As spring break rolls around, many of our methods teacher candidates will embark on their pre-student teaching experience – 10 days in a classroom writing lessons, teaching them, and assessing student learning, all under the lead of a classroom mentor teacher and a university supervisor. They will receive feedback on their performance in the classroom…and sometimes it can be hard to hear! Licensed teachers also have classroom observations completed by their administrators, and possibly their peers, and will receive feedback from them on ways to improve their teaching. No matter how long you’ve taught, we all have areas where we can improve! So how can we learn to take the ‘sting’ out of feedback and use it to grow as a reflective practitioner? Here are some ideas from Chapter 6 in Powerful Teaching:
Uh-oh, it’s time for ‘feedback’. Here’s how to listen to constructive criticism-and use it to your advantage. The following ideas have been adapted from “Uh-Oh, Your Boss Has “Feedback” in Glamour magazine, March 2014, p. 240, by Anna Maltby.
Having ‘the talk’ with your mentor teacher may send shivers down your spine, but here’s a secret: Research shows that people who are open to feedback adapt faster to changing roles and have more job satisfaction. “Someone who asks what they could be doing better appears more self-assured and open”, says Sheila Horn. “They seem committed to doing good work, which is good for anyone’s reputation.”
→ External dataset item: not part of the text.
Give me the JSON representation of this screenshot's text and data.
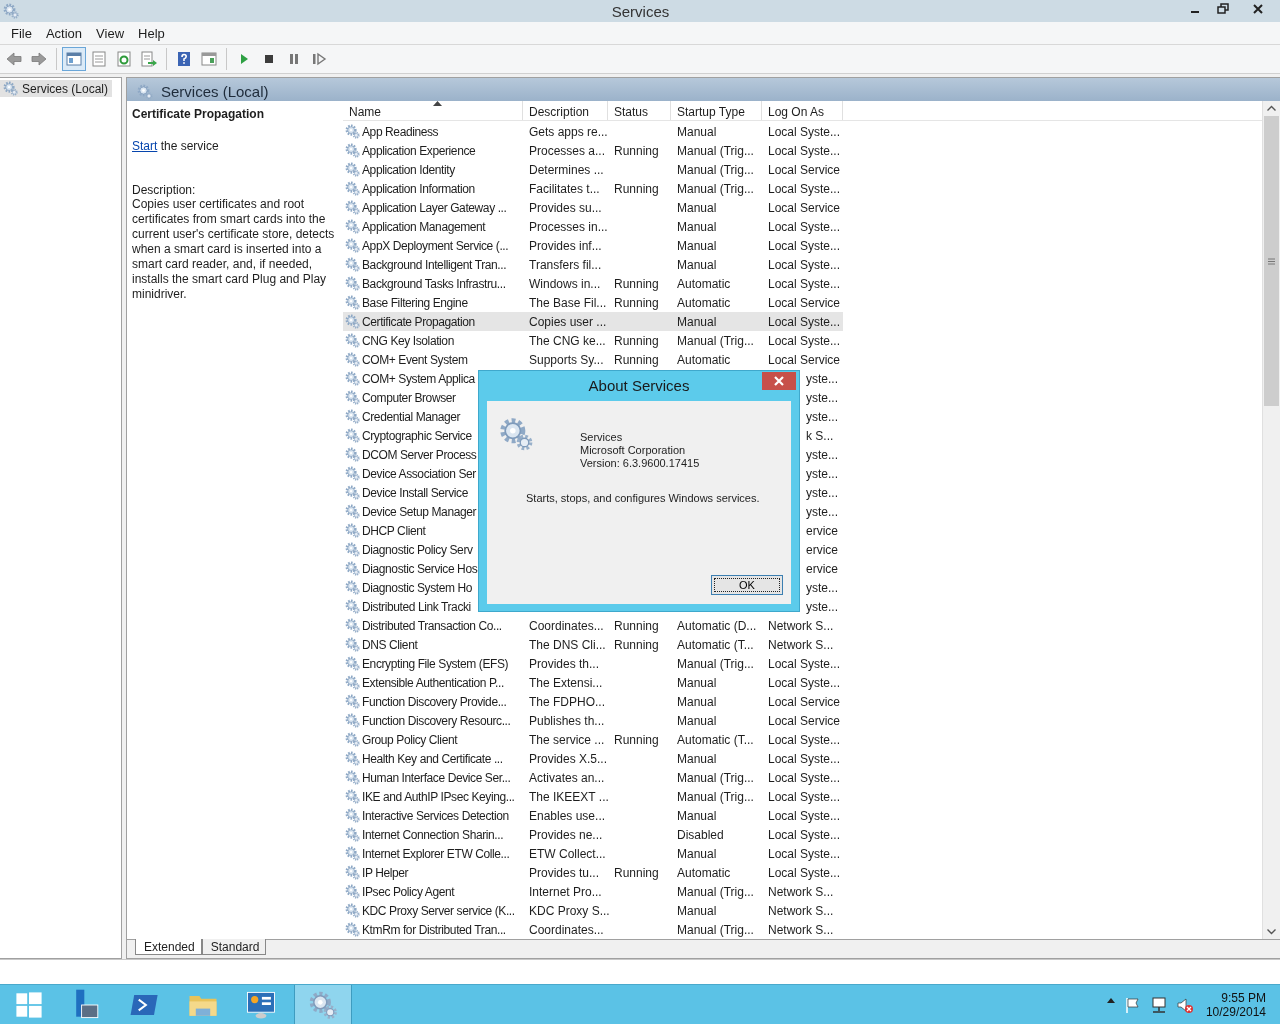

Of course, sometimes the feedback isn’t what you want to hear. Here are tips for dealing with feedback in a positive way.
1.) Know what kind of feedback, you’re getting. There are three types:
- Appreciation ( I noticed what you do in the classroom and I value your work);
- Coaching (here’s what you could be doing better in your teaching);
- Evaluation (here’s where you stand).
Most day-to-day feedback falls in the coaching category, but many people interpret those comments as a bigger-picture evaluation (your mentor teacher says ‘this part of your lesson plan needs work’ and you think it means ‘I am never going to pass this lab’), leaving you with the feeling that one mistake will be a career ender. Note to self: It’s not!
2.) Press ‘pause’ on your reaction. Negative feedback can sting, so your first instinct may be to look for ways that the feedback from your mentor teacher is wrong. Instead, take a deep breath and try to understand what your mentor is saying. One place to start – ask for clarification of generalizations. “You’re unprofessional” may be about how you are dressed or about how long you are taking for lunch. Rather than moving directly to panic-mode, get specifics.
3.) Make sure you understand the next step. To use feedback to your advantage, think to yourself, “Do I know what to do in order to follow my mentor’s advice?” In other words, ask what you have been doing that hasn’t been working and what you should do differently in the future. Find out exactly what the mentor is looking for and if possible, whether there is an example of this that is done very well. You’ll want next steps with positive feedback as well, so if at your next review your mentor says you’ve been doing a great job, ask about additional responsibilities you could take on in the classroom that would help you grow.
4.) Don’t supersize it. If someone says something negative about us, we take it to mean that they think everything about us is bad. The feedback you’re getting is probably about a specific action or a specific time, it doesn’t mean that your mentor thinks you’re a terrible teacher. Take a breath and listen carefully.
Maltby, A. (March 2014). Uh-oh, your boss has “feedback”. Glamour, 240.
(This is an excerpt from Dr. Rhonda Bonnstetter’s POWERFUL F Chapter in our book POWERFUL Teaching co-authored by Dr. Wendy Schoolmeester, Dr. Sonya Vierstraete, Dr. Rhonda Bonnstetter, and Dr. Mary Risacher. The book is available at Kendall-Hunt Publishing: https://he.kendallhunt.com/product/powerful-teaching).